### WHAT TO WORK ON
Give the number of lines in the records that include the word "name", and nothing besides.

======== DATASET EXCERPTS

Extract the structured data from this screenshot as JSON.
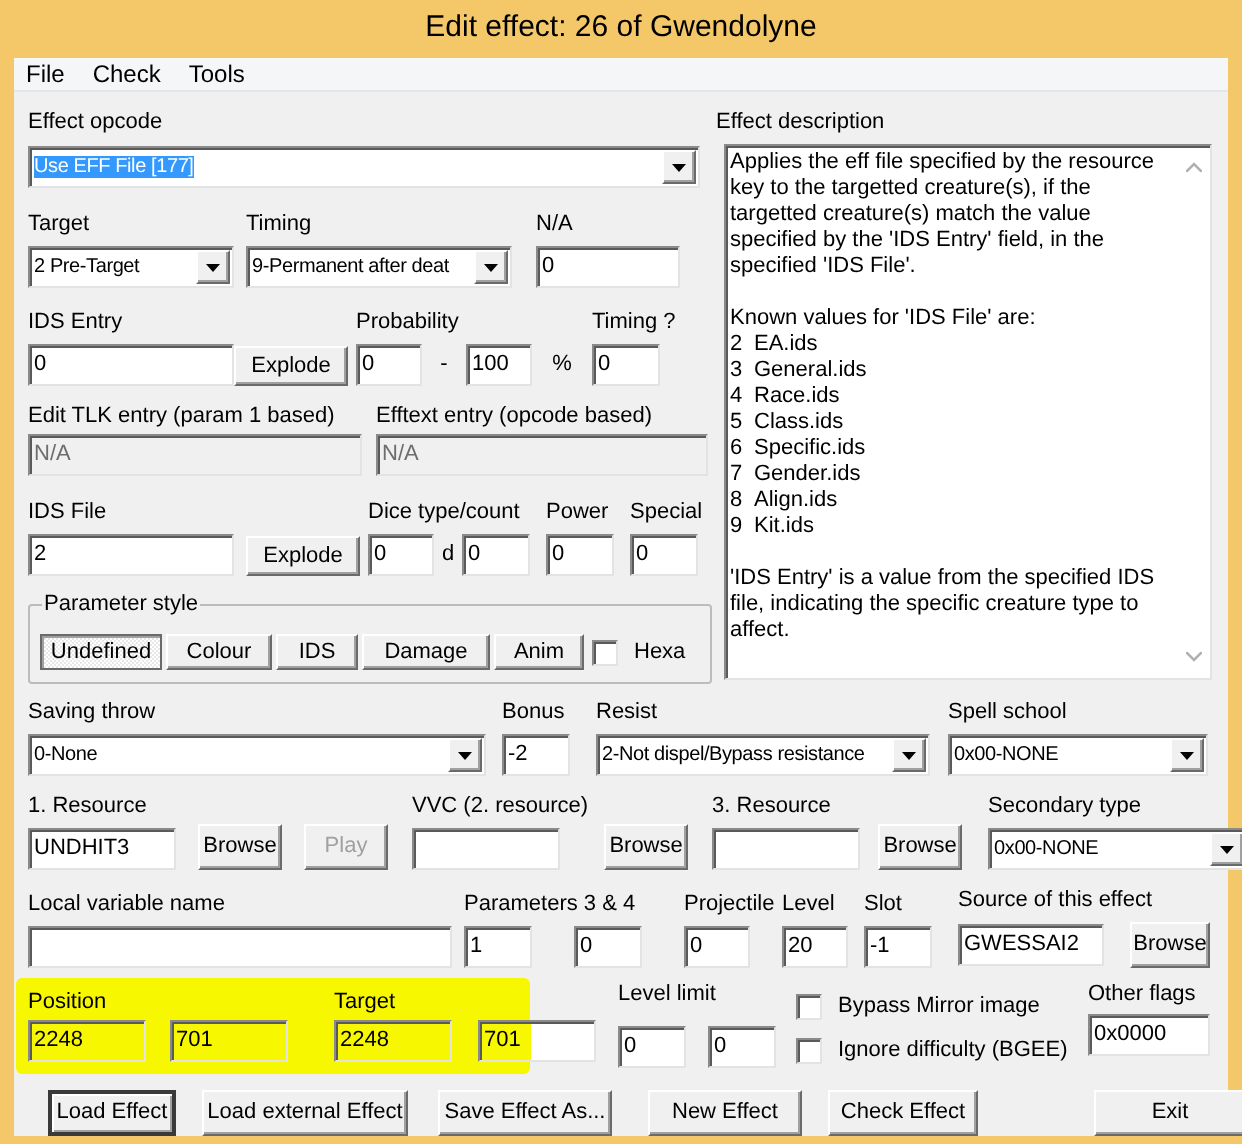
{
  "window": {
    "title": "Edit effect: 26 of Gwendolyne"
  },
  "menu": [
    "File",
    "Check",
    "Tools"
  ],
  "effect_opcode": {
    "label": "Effect opcode",
    "value": "Use EFF File [177]",
    "text_selected": true
  },
  "target": {
    "label": "Target",
    "value": "2 Pre-Target"
  },
  "timing": {
    "label": "Timing",
    "value": "9-Permanent after deat"
  },
  "na": {
    "label": "N/A",
    "value": "0"
  },
  "ids_entry": {
    "label": "IDS Entry",
    "value": "0",
    "button": "Explode"
  },
  "probability": {
    "label": "Probability",
    "min": "0",
    "separator": "-",
    "max": "100",
    "unit": "%"
  },
  "timing_q": {
    "label": "Timing ?",
    "value": "0"
  },
  "tlk_entry": {
    "label": "Edit TLK entry (param 1 based)",
    "value": "N/A",
    "disabled": true
  },
  "efftext_entry": {
    "label": "Efftext entry (opcode based)",
    "value": "N/A",
    "disabled": true
  },
  "ids_file": {
    "label": "IDS File",
    "value": "2",
    "button": "Explode"
  },
  "dice": {
    "label": "Dice type/count",
    "type": "0",
    "separator": "d",
    "count": "0"
  },
  "power": {
    "label": "Power",
    "value": "0"
  },
  "special": {
    "label": "Special",
    "value": "0"
  },
  "parameter_style": {
    "label": "Parameter style",
    "buttons": [
      {
        "label": "Undefined",
        "selected": true
      },
      {
        "label": "Colour",
        "selected": false
      },
      {
        "label": "IDS",
        "selected": false
      },
      {
        "label": "Damage",
        "selected": false
      },
      {
        "label": "Anim",
        "selected": false
      }
    ],
    "hexa": {
      "label": "Hexa",
      "checked": false
    }
  },
  "description": {
    "label": "Effect description",
    "intro": "Applies the eff file specified by the resource key to the targetted creature(s), if the targetted creature(s) match the value specified by the 'IDS Entry' field, in the specified 'IDS File'.",
    "known_heading": "Known values for 'IDS File' are:",
    "known_values": [
      {
        "number": "2",
        "name": "EA.ids"
      },
      {
        "number": "3",
        "name": "General.ids"
      },
      {
        "number": "4",
        "name": "Race.ids"
      },
      {
        "number": "5",
        "name": "Class.ids"
      },
      {
        "number": "6",
        "name": "Specific.ids"
      },
      {
        "number": "7",
        "name": "Gender.ids"
      },
      {
        "number": "8",
        "name": "Align.ids"
      },
      {
        "number": "9",
        "name": "Kit.ids"
      }
    ],
    "note": "'IDS Entry' is a value from the specified IDS file, indicating the specific creature type to affect."
  },
  "saving_throw": {
    "label": "Saving throw",
    "value": "0-None"
  },
  "bonus": {
    "label": "Bonus",
    "value": "-2"
  },
  "resist": {
    "label": "Resist",
    "value": "2-Not dispel/Bypass resistance"
  },
  "spell_school": {
    "label": "Spell school",
    "value": "0x00-NONE"
  },
  "resource_1": {
    "label": "1. Resource",
    "value": "UNDHIT3",
    "browse": "Browse",
    "play": {
      "label": "Play",
      "disabled": true
    }
  },
  "vvc": {
    "label": "VVC (2. resource)",
    "browse": "Browse"
  },
  "resource_3": {
    "label": "3. Resource",
    "browse": "Browse"
  },
  "secondary_type": {
    "label": "Secondary type",
    "value": "0x00-NONE"
  },
  "local_variable": {
    "label": "Local variable name"
  },
  "parameters_3_4": {
    "label": "Parameters 3 & 4",
    "values": [
      "1",
      "0"
    ]
  },
  "projectile": {
    "label": "Projectile",
    "value": "0"
  },
  "level": {
    "label": "Level",
    "value": "20"
  },
  "slot": {
    "label": "Slot",
    "value": "-1"
  },
  "source": {
    "label": "Source of this effect",
    "value": "GWESSAI2",
    "browse": "Browse"
  },
  "position": {
    "label": "Position",
    "values": [
      "2248",
      "701"
    ]
  },
  "target_point": {
    "label": "Target",
    "values": [
      "2248",
      "701"
    ]
  },
  "level_limit": {
    "label": "Level limit",
    "values": [
      "0",
      "0"
    ]
  },
  "checkboxes": [
    {
      "label": "Bypass Mirror image",
      "checked": false
    },
    {
      "label": "Ignore difficulty (BGEE)",
      "checked": false
    }
  ],
  "other_flags": {
    "label": "Other flags",
    "value": "0x0000"
  },
  "buttons": [
    {
      "label": "Load Effect",
      "default": true
    },
    {
      "label": "Load external Effect",
      "default": false
    },
    {
      "label": "Save Effect As...",
      "default": false
    },
    {
      "label": "New Effect",
      "default": false
    },
    {
      "label": "Check Effect",
      "default": false
    },
    {
      "label": "Exit",
      "default": false
    }
  ]
}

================

### RESULT FOR THIS EXERCISE
9